The Art of Grieving (Part 2 of 3): Wendy Cross, Art Prize 9 Artist

Wendy Cross journey to Art Prize 9 began with a profound loss. 


“I always imagined I’d be with my mom when she died. That I’d help her and hold her hand.” 

Wendy and her sister went up to the hospital for the evening the night before their mom passed away, and Wendy was almost ready to spent the night there with her.

“But she was sleeping peacefully, so we told her we were leaving, kissed her goodnight, and told her we’d see her in the morning.  I was up at 6:00 the next morning and the hospital called to say that she’d gone into cardiac arrest.  I grabbed clothes and I went to hospital, but she’d already passed away.  I felt guilty about not being there when she died.” 

Wendy’s mom was 95 years old when she passed away, and her health had been slowly declining over the last years of her life.  Wendy moved back to Connecticut for 7 years to care for her mom, and when her mom moved in with Wendy’s sister, Wendy moved back to Ohio, returning to Connecticut regularly to visit her mom. 

“When someone’s that old you expect that death is coming someday, and you kind of dread it.  It’s always there in the back of your mind.  I was always trying to prepare myself that it would happen. It wasn’t tragic.  But it was just such a shock,” explains Wendy.  “A loss is a loss.  You expect it but you don’t.”

 Wendy and her mom, Audrey

Wendy and her mom, Audrey

Wendy returned to her home in Ohio following her mom's funeral.  A painter by profession, it’s Wendy’s routine to spend the workday painting.  There was a blank canvas waiting her when she got home. 

Wendy had captured in a photograph the clouds and shades of the sunset from her mom’s hospital room the day before she passed away and knew that she’d somehow want to use that in her artwork, someday.   When she sat down to paint for the first time upon returning home, she just started painting those clouds. 


She started working through her grief about her mom’s death too.

She imagined what her mom would have liked, and thought about where she had lived.  The painting is an imaginary landscape that represents many facets of her mom’s life. Her mom always loved the ocean, and the hillsides paid homage to the hillsides of Wendy’s childhood in New York and the later years of her mom’s life amidst the rolling hills of Connecticut. 


Wendy continued to sit down each day, thinking of her mom’s life and painting various representations of her memories.
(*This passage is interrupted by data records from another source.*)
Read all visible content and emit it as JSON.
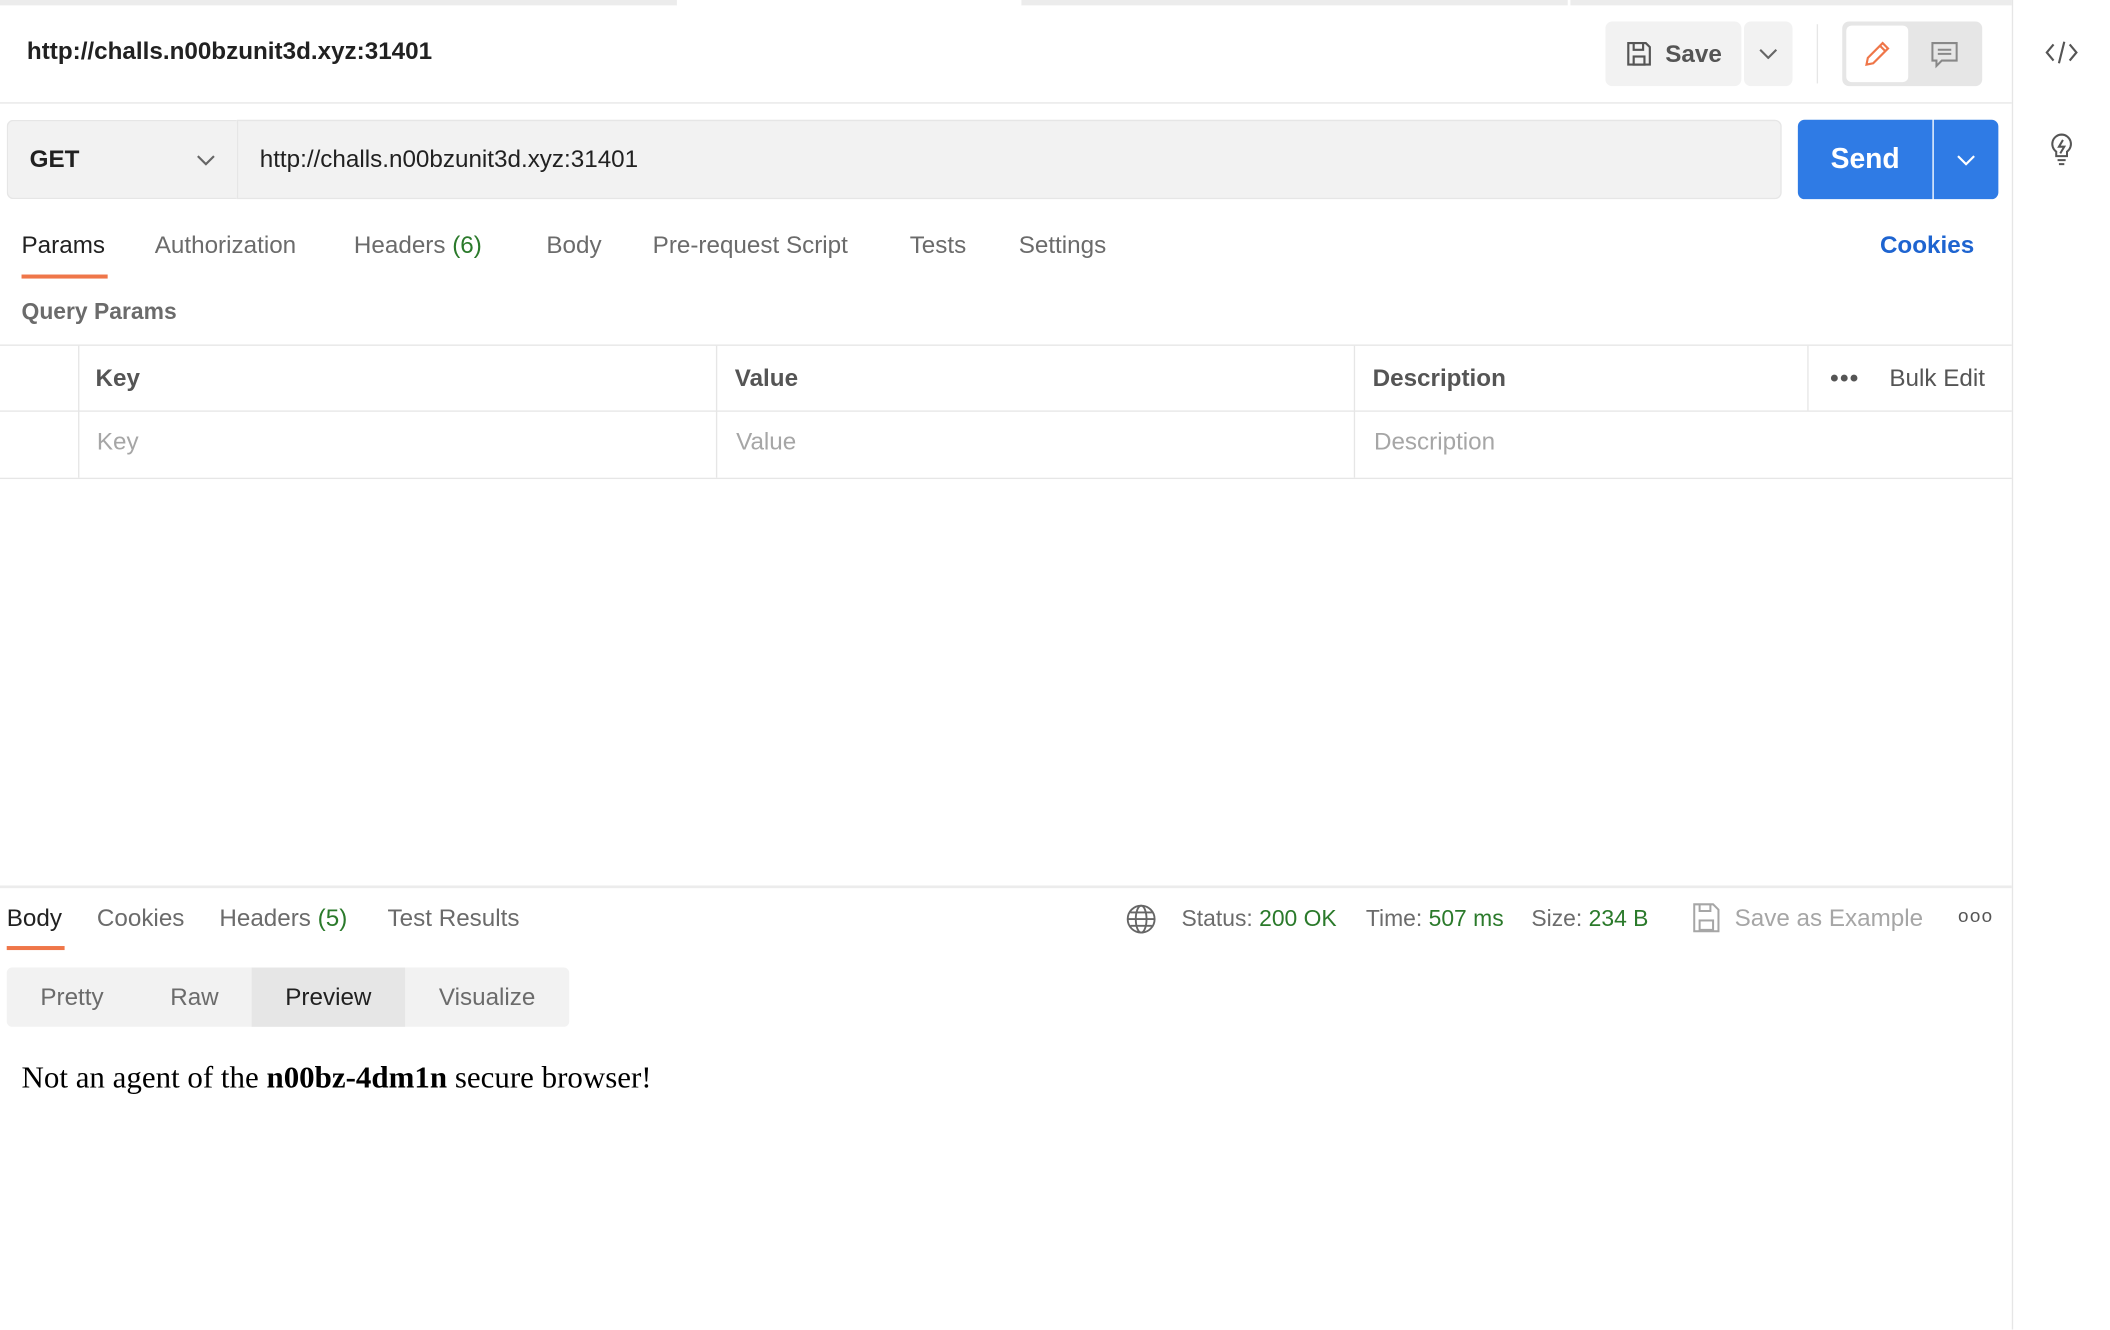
{
  "request": {
    "title": "http://challs.n00bzunit3d.xyz:31401",
    "save_label": "Save",
    "method": "GET",
    "url": "http://challs.n00bzunit3d.xyz:31401",
    "send_label": "Send"
  },
  "tabs": [
    {
      "label": "Params"
    },
    {
      "label": "Authorization"
    },
    {
      "label": "Headers",
      "count": "(6)"
    },
    {
      "label": "Body"
    },
    {
      "label": "Pre-request Script"
    },
    {
      "label": "Tests"
    },
    {
      "label": "Settings"
    }
  ],
  "cookies_link": "Cookies",
  "query_params": {
    "title": "Query Params",
    "headers": [
      "Key",
      "Value",
      "Description"
    ],
    "bulk_edit": "Bulk Edit",
    "placeholders": [
      "Key",
      "Value",
      "Description"
    ]
  },
  "response": {
    "tabs": [
      {
        "label": "Body"
      },
      {
        "label": "Cookies"
      },
      {
        "label": "Headers",
        "count": "(5)"
      },
      {
        "label": "Test Results"
      }
    ],
    "status_label": "Status:",
    "status": "200 OK",
    "time_label": "Time:",
    "time": "507 ms",
    "size_label": "Size:",
    "size": "234 B",
    "save_example": "Save as Example",
    "views": [
      "Pretty",
      "Raw",
      "Preview",
      "Visualize"
    ],
    "selected_view": "Preview",
    "preview": {
      "before": "Not an agent of the ",
      "bold": "n00bz-4dm1n",
      "after": " secure browser!"
    }
  },
  "colors": {
    "accent": "#ef7649",
    "send": "#2f7be5",
    "link": "#1e64d0",
    "success": "#2b7a2b"
  }
}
Wendy included a rendering of the Museum of Modern Art because she and her mom visited that together many times – even though her mom never loved modern art.     


Wendy worked this way for several weeks, returning each day to her oil paints and canvas and memories. 

“Painting took a long time.  You kind of need time to get through and process stuff.  Time does heal some wounds and some others may never heal, but either way time does help you work through stuff.  For me, it put distance between her death, and the present.” 

“I can really get out of myself when I paint.  It’s almost like when I paint I’m not thinking about the painting; I’m thinking about other things.  Working on this painting helped me to almost not think about mom’s death -- or maybe it was to think about it in a different way.  To just deal with and live with her death a bit.” 

Wendy noted that grief isn’t something that ever really goes away. 

“When you lose someone you love, the grief stays with you but in some ways that’s not necessarily a bad thing, because when the grief is with you the person you loved is with you too.”

This is Wendy’s first time participating in Art Prize, and she feels humbled to display this particular painting in her inaugural trip to the event.

“I don’t know how mom would have felt about it – she was a very private person – but hopefully she would have liked that I painted to honor her.”


Reflecting on her work, Wendy observed, “The clouds belong to the painting now.”

How about you?  Have you found comfort while grieving a loss through artistic or other forms of expression?  How has it helped you?  

This is the second in a 3-part "The Art of Grieving" series.  You can read of Art Prize 9 Artist Lisa Nawocki's experience here and subscribe to our blog, below, to have the next story in the series delivered to your inbox.